Feel the fullness
Once you've learned how to recognize your hunger, it's time to feel the fullness. That's difficult in a busy culture which encourages eating while working, on our smartphones or driving in the car.
To counter that, the intuitive eating philosophy recommends making meals "sacred time," as much as possible. The idea, Tribole said, is to create a space free of distraction, including TVs, smartphones and other electronics. Eat sitting down. In the middle of the meal, pause, and ask yourself how you feel -- any signs of fullness?
If that's tough, Tribole has a "3-bite option." After the first bite, check in and see how you feel about the food -- pleasant, unpleasant or neutral? In the middle of the meal, pause for bite two and do the same while checking for signs of fullness. At your last bite check in again and rate your fullness -- does it feel good, bad or neutral?
She even has another tip: Try eating a meal with your non-dominant hand. That's one way to get your mind to pay attention!
Challenge the food police
At some point along the intuitive eating journey, the food police ingrained in your brain will begin to guilt you, say Tribole and Resch. How could it not when you've spent your life in a culture that tells you what is good and bad to eat? Or shames you for the size and shape of your body?
"The psychological part of it is so powerful," Resch said. "We have to be aware of what is accurate thinking and what is distortive thinking by diet culture."
The solution is to say a loud "No!" to those thoughts in your head, she said. If you have trouble, reach out to a trained nutritionist or counselor.
Cope with emotions without using food
Everyone eats for comfort now and again. That's ok, Resch said, and becoming connected with your body will allow you to recognize when you're stress eating or sad eating. That's because you'll realize you're not hungry.
"We have to be aware of how our emotions may cause us to make different decisions about eating," Resch said. "It's getting to the point where you can separate the emotions of comfort from using food in a destructive way."
Food doesn't fix feelings, Tribole said. Try reaching out to friends and family, taking a walkabout in nature, meditating, even reading or playing with a pet. You could also find a good counselor.

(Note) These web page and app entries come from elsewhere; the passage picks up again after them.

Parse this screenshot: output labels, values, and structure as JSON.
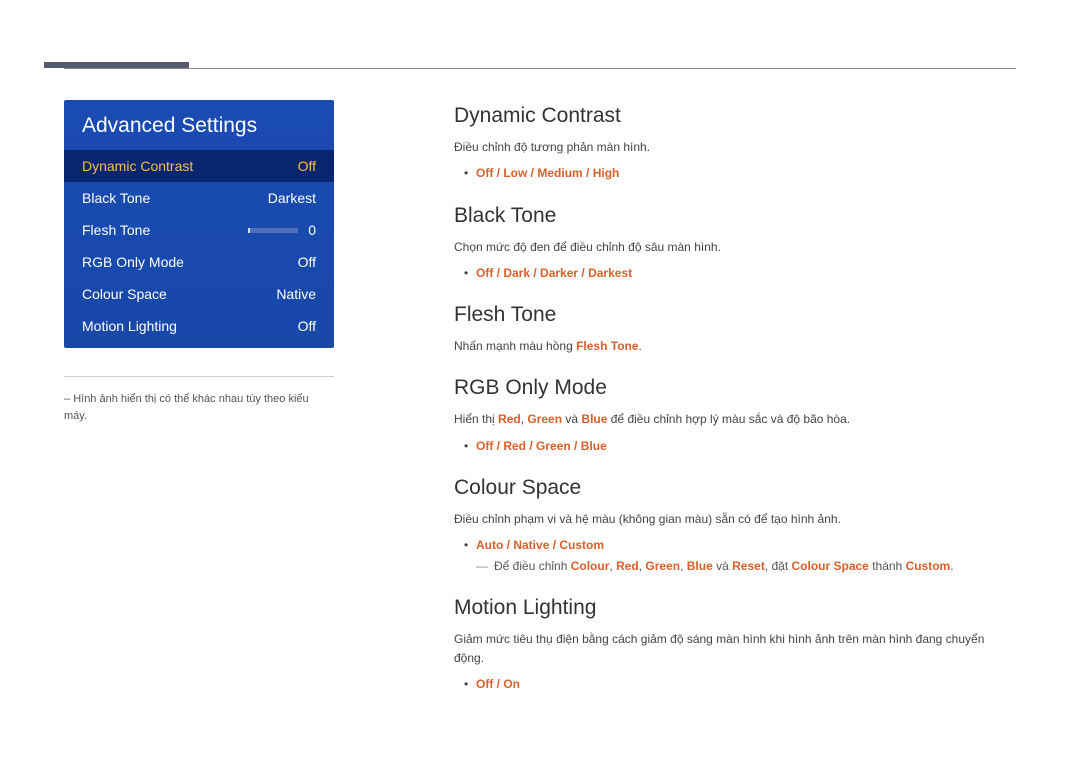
{
  "menu": {
    "title": "Advanced Settings",
    "items": [
      {
        "label": "Dynamic Contrast",
        "value": "Off",
        "selected": true
      },
      {
        "label": "Black Tone",
        "value": "Darkest"
      },
      {
        "label": "Flesh Tone",
        "value": "0",
        "slider": true
      },
      {
        "label": "RGB Only Mode",
        "value": "Off"
      },
      {
        "label": "Colour Space",
        "value": "Native"
      },
      {
        "label": "Motion Lighting",
        "value": "Off"
      }
    ]
  },
  "sidebar_note": "Hình ảnh hiển thị có thể khác nhau tùy theo kiểu máy.",
  "sections": {
    "dynamic_contrast": {
      "title": "Dynamic Contrast",
      "desc": "Điều chỉnh độ tương phản màn hình.",
      "options": [
        "Off",
        "Low",
        "Medium",
        "High"
      ]
    },
    "black_tone": {
      "title": "Black Tone",
      "desc": "Chọn mức độ đen để điều chỉnh độ sâu màn hình.",
      "options": [
        "Off",
        "Dark",
        "Darker",
        "Darkest"
      ]
    },
    "flesh_tone": {
      "title": "Flesh Tone",
      "desc_pre": "Nhấn mạnh màu hồng ",
      "desc_accent": "Flesh Tone",
      "desc_post": "."
    },
    "rgb_only": {
      "title": "RGB Only Mode",
      "desc_pre": "Hiển thị ",
      "r": "Red",
      "g": "Green",
      "b": "Blue",
      "sep1": ", ",
      "and": " và ",
      "desc_post": " để điều chỉnh hợp lý màu sắc và độ bão hòa.",
      "options": [
        "Off",
        "Red",
        "Green",
        "Blue"
      ]
    },
    "colour_space": {
      "title": "Colour Space",
      "desc": "Điều chỉnh phạm vi và hệ màu (không gian màu) sẵn có để tạo hình ảnh.",
      "options": [
        "Auto",
        "Native",
        "Custom"
      ],
      "note_pre": "Để điều chỉnh ",
      "note_words": {
        "colour": "Colour",
        "red": "Red",
        "green": "Green",
        "blue": "Blue",
        "reset": "Reset",
        "colour_space": "Colour Space",
        "custom": "Custom"
      },
      "note_mid1": ", đặt ",
      "note_mid2": " thành ",
      "note_and": " và ",
      "comma": ", ",
      "period": "."
    },
    "motion_lighting": {
      "title": "Motion Lighting",
      "desc": "Giảm mức tiêu thụ điện bằng cách giảm độ sáng màn hình khi hình ảnh trên màn hình đang chuyển động.",
      "options": [
        "Off",
        "On"
      ]
    }
  },
  "slash": " / "
}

"Talking about your wellness and health can lead to increased physical health and emotional health," Resch said. "And then we just have to really listen to hunger and fullness and get back in tune with that."
Respect your body | Feel the difference | Gentle nutrition
These last three pillars of intuitive eating are broader than just understanding your relationship with food.
"The whole point of intuitive eating is about either healing or cultivating a healthy relationship with food, mind and body," Tribole said. "It's really an inside job. It's listening to what's going on with your entire body."
That means addressing all aspects of health, Resch said: "Enough sleep, stress reduction, work-life balance, exercise that makes you happy, all the things that you do as part of self-care and wellness."
But be careful about embracing the "wellness movement" until you have freed yourself from the diet culture, Resch said.
"So many people are avoiding certain foods and saying it's for wellness, but really the intent is to change their bodies, she said. "The wellness movement can be a cover for getting thinner.
"Anytime there is a focus on weight loss, it will sabotage the intuitive eating process, " Resch added, "because someone will eat something that is not on the diet and get into that same cycle of, 'I feel bad that I ate it. Now I'm broken it and I'll keep eating it.' "
Resch said it also means rejecting society's negative opinion about your body -- if you have experienced that -- and banishing your own sense of shame. Bodies come in all shapes and sizes.
"I've been in practice 38 years and there are many people who are just absolutely in tune with their bodies, and with eating, and they live in larger bodies," Resch said. "They've been larger all their lives and they are healthy -- great cholesterol, great blood pressure -- cause their bodies are meant to be there."
"The majority of us are born with all of this internal wisdom about eating," Resch said. "We just need to listen to it."